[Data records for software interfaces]
+ + + + + + +

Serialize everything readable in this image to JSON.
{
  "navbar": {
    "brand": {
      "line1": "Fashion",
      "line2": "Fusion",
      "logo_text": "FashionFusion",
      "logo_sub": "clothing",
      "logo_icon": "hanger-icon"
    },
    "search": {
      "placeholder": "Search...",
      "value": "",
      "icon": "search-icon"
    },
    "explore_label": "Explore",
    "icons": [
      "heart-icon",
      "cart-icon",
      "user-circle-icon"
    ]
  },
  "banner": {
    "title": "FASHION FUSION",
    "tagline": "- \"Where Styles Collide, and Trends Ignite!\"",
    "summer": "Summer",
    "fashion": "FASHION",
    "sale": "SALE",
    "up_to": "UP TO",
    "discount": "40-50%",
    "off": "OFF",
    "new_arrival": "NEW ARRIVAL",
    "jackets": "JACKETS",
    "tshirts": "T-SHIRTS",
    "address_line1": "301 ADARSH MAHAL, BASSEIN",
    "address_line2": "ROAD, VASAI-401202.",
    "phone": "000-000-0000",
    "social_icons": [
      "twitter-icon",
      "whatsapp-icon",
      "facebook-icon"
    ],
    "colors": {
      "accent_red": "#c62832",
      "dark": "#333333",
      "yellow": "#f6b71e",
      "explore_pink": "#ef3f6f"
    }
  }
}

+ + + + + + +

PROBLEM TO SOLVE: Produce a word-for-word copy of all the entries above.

REPLY:
Serialize everything readable in this image to JSON.
{
  "navbar": {
    "brand": {
      "line1": "Fashion",
      "line2": "Fusion",
      "logo_text": "FashionFusion",
      "logo_sub": "clothing",
      "logo_icon": "hanger-icon"
    },
    "search": {
      "placeholder": "Search...",
      "value": "",
      "icon": "search-icon"
    },
    "explore_label": "Explore",
    "icons": [
      "heart-icon",
      "cart-icon",
      "user-circle-icon"
    ]
  },
  "banner": {
    "title": "FASHION FUSION",
    "tagline": "- \"Where Styles Collide, and Trends Ignite!\"",
    "summer": "Summer",
    "fashion": "FASHION",
    "sale": "SALE",
    "up_to": "UP TO",
    "discount": "40-50%",
    "off": "OFF",
    "new_arrival": "NEW ARRIVAL",
    "jackets": "JACKETS",
    "tshirts": "T-SHIRTS",
    "address_line1": "301 ADARSH MAHAL, BASSEIN",
    "address_line2": "ROAD, VASAI-401202.",
    "phone": "000-000-0000",
    "social_icons": [
      "twitter-icon",
      "whatsapp-icon",
      "facebook-icon"
    ],
    "colors": {
      "accent_red": "#c62832",
      "dark": "#333333",
      "yellow": "#f6b71e",
      "explore_pink": "#ef3f6f"
    }
  }
}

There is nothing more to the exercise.